The Three Musketeers
by Alexandre Dumas
“What are you reading?” the younger man asked his father.
“The Musketeers. I always promised myself that when I was old, I would find out for myself what it was worth. Do you know what it’s about?”
The younger man shrugged. He had come to ask his father a question dear to his heart, whether, now that the old man’s most recent lover had deserted him, would he consider marrying his son’s mother? But he’d humor the old man for a few moments.

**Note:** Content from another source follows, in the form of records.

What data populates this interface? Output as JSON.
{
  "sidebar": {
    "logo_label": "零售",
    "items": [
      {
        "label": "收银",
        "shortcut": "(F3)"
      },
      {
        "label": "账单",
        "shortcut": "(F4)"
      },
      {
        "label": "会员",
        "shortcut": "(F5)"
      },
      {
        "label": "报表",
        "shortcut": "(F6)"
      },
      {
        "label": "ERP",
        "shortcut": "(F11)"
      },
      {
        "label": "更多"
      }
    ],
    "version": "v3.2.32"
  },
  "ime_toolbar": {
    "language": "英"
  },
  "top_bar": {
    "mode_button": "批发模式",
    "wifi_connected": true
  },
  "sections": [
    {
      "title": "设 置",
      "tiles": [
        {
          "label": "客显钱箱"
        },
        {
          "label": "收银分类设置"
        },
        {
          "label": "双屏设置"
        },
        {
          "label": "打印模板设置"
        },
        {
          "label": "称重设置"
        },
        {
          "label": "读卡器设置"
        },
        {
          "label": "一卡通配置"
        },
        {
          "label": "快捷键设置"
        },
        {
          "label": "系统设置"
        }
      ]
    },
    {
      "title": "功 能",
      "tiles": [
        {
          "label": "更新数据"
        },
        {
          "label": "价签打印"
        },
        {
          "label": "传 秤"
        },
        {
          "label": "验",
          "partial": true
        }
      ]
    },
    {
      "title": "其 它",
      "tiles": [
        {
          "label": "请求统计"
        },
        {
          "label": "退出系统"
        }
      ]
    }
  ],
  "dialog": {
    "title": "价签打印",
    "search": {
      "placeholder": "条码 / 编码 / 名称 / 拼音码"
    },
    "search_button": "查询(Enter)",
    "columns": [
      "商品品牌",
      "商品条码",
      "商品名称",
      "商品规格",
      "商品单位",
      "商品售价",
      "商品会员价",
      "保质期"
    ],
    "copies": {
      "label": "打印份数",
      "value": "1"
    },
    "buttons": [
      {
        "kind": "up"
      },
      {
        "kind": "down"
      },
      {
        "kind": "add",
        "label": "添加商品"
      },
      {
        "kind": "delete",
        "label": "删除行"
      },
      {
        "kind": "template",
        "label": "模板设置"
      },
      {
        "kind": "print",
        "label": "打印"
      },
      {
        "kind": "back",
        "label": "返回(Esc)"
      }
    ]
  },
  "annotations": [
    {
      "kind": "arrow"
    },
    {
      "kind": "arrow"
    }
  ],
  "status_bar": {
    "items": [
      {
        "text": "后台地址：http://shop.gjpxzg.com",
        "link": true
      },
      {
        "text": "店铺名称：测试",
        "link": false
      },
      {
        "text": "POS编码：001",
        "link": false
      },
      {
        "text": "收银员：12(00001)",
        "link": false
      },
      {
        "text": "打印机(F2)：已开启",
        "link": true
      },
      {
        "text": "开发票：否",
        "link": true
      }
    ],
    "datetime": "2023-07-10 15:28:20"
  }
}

The old man shut the book. “It’s about a young man from the country who came to Paris to make his fortune. Something like I did, myself. And very nearly the same age. I wasn’t quite twenty-one at the time. And he had nothing to make his fortune with except a letter to an old friend of his father’s--something like me. Stop me if you’ve heard this before.”
“No, please go on. No one can tell a tale like you,” the son said.
“Well, this young man--his name is d’Artagnan--an aristocratic name, like ours was before my father gave it up to make his way in the world. This d’Artagnan, as I was saying, has nothing to his name except his letter and some skill with his sword. The story opens in 1625, so I thought swordsmanship would be more appropriate than penmanship, which was my particular skill as a youngster. On the way to Paris, d’Artagnan meets a fascinating woman, Milady de Winter, whose noble husband cast her off, for reasons I won’t disclose just yet. She is also a spy for Cardinal Richelieu--not that d’Artagnan knows that at first, or he would never have become involved with her.”
“So there are women in this story?”
“What else? There must be women. There’s Milady, and the Queen--Anne of Austria--you know how badly she and her husband, Louis XIII, got along.”
“Please tell me d’Artagnan doesn’t become involved with the Queen,” the son said.
“Of course not. She’s in love with the Duke of Buckingham.”
“Who is English, like Milady, I assume?”
“Of course Buckingham is English. What was silly question. And he possesses a set of diamonds the Queen gave him. But the Queen’s jealous husband suddenly takes into his head--not without help from the Cardinal, of course--to demand from her. It’s the diamonds or the Queen’s honor, the diamonds or her life, and she has no one but d’Artagnan and his three musketeer friends to turn to for help.”
“But how did the Queen become acquainted with d’Artagnan?”
“Haven’t you paid attention? The Queen doesn’t know d’Artagnan. The person who knows d’Artagnan is the woman he loves, the Queen’s seamstress, Constance. I thought for a while of naming her Catharine like your mother, but she might not have appreciated the compliment. Although Constance is quite lovely, like your mother was. And tied to a miserable husband, as your mother was, or at least as she told me she was when we met.”
This story filled with estranged husbands and wives, the son thought, did not bode well for reconciliation between his parents. Not that his mother would probably agree anyway. “Remember that I am over seventy,” she had told him. “I am always ailing and live very simply. Your father would blow my small apartment to smithereens.”
“And Constance, I take it,” the son asked, “tells the Queen about the wonderful young man, d’Artagnan, and urges her lady to put her faith in him? So, how far have you got in your reading?”
“I’ve finished it,” the old man said.
“And what is your considered view?”
This dialogue was adapted from a conversation between the author of The Three Musketeers and his son, Alexandre Dumas fils, in 1868, near the end of the father’s life.
(Next Wednesday, Adventure classics continues a March of thrillers and suspense with James M. Cain’s The Postman Always Rings Twice.)